Tax Lien Defined
If the owner of real estate is delinquent in paying his property taxes, the county or other taxing units sells its right to foreclose. The sale of tax liens is done at a public auction. Because the county is hungry for tax revenue, the purchase price of these tax liens generally fall in the hundreds of dollars. As a result, solo 401k investors just starting out and with low account balances find tax lines to be an attractive investment. Also, returns can be as high as 12 to 16 percent a year.
Locating Tax Liens
You can contact the local tax authority, or do an internet search for tax liens followed by the name of the city. You will be provided with the date and time of the sale as well as a list of delinquent properties.
Purchasing Tax Liens
At auction, the county or state will require payment within 48 hours. As the trustee of the solo 401k, you go to the bank and have the banker issue a cashier’s check from the solo 401k bank account on the day of the auction.
Holding the Tax Liens
After the lien is obtained, if the property owner pays the delinquent taxes (redeems the line), the proceeds are deposited into the solo 401k bank account.

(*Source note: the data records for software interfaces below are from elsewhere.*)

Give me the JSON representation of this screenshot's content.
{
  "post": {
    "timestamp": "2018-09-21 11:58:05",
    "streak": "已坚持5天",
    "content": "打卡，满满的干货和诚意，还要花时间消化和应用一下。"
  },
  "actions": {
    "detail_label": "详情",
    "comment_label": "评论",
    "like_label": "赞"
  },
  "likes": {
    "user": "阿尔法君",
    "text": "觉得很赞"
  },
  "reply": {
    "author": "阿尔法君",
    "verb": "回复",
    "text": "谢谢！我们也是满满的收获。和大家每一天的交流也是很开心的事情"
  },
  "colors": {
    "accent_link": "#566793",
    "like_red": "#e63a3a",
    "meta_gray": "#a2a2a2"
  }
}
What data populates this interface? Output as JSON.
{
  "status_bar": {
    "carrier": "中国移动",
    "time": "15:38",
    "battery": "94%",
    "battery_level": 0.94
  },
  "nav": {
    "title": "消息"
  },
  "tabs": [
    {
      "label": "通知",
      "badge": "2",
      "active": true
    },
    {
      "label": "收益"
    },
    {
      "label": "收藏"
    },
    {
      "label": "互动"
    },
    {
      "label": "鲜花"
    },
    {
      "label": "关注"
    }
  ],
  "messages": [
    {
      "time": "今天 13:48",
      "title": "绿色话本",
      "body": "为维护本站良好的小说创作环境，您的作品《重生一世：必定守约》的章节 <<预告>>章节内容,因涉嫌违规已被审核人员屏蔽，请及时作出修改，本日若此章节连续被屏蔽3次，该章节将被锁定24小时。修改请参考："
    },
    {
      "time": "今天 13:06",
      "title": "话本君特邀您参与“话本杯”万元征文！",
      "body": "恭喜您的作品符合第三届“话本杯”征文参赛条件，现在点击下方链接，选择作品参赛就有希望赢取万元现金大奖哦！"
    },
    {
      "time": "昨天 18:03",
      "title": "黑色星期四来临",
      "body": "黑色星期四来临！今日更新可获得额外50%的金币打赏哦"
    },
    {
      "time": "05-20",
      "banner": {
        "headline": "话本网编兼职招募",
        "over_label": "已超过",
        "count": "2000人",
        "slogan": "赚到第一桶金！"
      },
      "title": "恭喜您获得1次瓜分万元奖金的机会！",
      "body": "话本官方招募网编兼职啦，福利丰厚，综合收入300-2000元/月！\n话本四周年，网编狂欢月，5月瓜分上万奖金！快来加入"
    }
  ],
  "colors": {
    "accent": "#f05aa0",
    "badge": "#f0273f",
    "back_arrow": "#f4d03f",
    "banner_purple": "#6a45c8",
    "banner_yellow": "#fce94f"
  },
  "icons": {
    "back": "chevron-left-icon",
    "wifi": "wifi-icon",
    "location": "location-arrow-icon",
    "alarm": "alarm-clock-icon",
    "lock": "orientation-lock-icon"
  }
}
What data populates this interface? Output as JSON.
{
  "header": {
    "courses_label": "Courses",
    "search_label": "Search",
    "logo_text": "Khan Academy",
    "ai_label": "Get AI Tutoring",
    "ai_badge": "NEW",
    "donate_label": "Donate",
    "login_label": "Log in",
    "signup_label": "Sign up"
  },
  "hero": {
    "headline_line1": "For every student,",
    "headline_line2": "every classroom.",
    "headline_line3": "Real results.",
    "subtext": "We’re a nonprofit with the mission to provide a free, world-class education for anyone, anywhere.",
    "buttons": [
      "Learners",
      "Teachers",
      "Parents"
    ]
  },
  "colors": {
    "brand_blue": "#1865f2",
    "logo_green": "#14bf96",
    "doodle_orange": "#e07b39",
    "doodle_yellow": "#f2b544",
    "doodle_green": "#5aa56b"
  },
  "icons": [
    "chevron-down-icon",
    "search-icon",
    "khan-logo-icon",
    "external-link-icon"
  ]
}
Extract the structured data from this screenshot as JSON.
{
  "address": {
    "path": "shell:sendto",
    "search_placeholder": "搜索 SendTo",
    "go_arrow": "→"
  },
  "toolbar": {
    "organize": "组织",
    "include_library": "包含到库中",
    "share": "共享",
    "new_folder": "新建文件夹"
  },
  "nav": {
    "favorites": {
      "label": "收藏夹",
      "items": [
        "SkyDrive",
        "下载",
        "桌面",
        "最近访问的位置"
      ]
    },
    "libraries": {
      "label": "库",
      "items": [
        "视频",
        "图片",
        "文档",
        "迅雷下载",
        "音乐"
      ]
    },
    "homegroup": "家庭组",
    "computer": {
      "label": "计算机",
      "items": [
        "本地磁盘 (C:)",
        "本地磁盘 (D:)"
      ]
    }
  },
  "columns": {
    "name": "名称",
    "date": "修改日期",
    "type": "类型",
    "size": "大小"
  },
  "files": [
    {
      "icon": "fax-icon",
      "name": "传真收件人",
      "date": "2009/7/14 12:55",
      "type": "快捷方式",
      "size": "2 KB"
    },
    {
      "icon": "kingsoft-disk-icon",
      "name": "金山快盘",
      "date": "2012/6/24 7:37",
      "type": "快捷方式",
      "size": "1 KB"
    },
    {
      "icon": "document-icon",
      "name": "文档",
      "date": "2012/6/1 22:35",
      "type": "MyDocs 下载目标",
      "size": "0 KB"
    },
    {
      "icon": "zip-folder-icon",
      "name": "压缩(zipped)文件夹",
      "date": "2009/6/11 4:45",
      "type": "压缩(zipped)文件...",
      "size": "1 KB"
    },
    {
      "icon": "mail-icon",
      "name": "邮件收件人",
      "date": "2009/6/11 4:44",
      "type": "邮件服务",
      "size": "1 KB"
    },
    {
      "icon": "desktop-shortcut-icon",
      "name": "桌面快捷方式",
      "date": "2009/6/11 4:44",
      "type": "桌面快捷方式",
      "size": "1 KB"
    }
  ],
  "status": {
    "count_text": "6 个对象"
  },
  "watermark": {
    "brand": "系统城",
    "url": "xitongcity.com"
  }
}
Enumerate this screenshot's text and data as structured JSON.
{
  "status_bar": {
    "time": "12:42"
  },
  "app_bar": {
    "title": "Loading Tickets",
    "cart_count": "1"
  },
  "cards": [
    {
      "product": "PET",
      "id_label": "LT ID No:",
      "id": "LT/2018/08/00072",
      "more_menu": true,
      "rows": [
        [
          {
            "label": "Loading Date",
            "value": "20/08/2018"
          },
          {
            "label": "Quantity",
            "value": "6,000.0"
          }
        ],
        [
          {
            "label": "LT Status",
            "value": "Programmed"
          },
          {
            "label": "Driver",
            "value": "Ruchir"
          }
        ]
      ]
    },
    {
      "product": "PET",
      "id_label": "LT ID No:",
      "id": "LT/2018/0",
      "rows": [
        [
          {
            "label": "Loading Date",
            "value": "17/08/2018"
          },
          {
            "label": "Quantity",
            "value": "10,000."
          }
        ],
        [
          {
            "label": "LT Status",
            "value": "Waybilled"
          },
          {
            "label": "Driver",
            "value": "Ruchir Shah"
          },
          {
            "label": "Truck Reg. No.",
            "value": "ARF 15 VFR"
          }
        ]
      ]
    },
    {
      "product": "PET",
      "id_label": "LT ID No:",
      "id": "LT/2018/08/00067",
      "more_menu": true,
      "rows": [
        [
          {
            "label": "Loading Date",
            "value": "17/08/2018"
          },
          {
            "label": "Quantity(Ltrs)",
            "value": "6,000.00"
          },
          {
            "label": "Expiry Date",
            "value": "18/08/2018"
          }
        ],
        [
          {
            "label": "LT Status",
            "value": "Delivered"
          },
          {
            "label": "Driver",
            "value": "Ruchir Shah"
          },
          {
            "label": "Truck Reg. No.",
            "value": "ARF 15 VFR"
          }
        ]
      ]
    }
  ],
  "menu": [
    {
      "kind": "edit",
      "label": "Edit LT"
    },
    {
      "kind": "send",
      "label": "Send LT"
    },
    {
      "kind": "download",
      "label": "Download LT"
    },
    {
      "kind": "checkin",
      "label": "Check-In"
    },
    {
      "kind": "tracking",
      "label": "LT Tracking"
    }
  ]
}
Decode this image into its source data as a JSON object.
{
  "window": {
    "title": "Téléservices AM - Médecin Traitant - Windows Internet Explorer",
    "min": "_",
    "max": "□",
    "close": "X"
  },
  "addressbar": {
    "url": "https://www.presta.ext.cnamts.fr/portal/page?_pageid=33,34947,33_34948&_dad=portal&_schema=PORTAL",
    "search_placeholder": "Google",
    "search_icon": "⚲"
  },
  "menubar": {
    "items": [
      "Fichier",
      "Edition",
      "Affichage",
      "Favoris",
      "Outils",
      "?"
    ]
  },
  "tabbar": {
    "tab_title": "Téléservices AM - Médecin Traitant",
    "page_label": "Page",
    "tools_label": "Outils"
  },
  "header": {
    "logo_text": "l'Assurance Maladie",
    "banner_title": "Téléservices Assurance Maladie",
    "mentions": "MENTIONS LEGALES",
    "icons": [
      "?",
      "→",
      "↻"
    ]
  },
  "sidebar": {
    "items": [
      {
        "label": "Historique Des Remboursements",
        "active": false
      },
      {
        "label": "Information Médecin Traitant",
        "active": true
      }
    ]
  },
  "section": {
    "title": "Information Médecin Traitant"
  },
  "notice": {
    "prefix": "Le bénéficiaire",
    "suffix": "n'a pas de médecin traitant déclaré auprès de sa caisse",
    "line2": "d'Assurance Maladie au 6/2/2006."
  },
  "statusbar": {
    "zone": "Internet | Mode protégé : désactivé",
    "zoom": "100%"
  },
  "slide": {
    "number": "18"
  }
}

On the other hand, if a three years of delinquencies pass, the solo 401k trust can foreclose on the property and title to the property is taken in the name of the solo 401k trust.
Roth Tax Lien QUESTION:
I would like to open a Roth solo 401k and put the existing tax lien holding from my existing per-tax solo 401k under the Roth. What is the procedure?
A Roth solo 401k designated account will need to be opened under the existing solo 41k plan, and then the tax lien can be converted in-kind to the Roth solo 401k designated account. This setup would be covered in our service.
Tax Lien Fees QUESTION:
There will be attorney fees, repair costs etc. continuously. My solo 401K Trust may not have enough money to pay for all those expenses. Can it borrow from people in the family or someone else? How should it be done?
No the solo 401k cannot get a loan for this type of investment as the rules do not allow for it. Instead, you would need to make an annual solo 401k contribution based on your net self-employment income, or you could transfer other Traditional IRA or former employer plan funds to the solo 401k which would then be converted to the Roth solo 401k. These funds can then be used to cover such expenses since the tax lien is an asset of the solo 4o1k.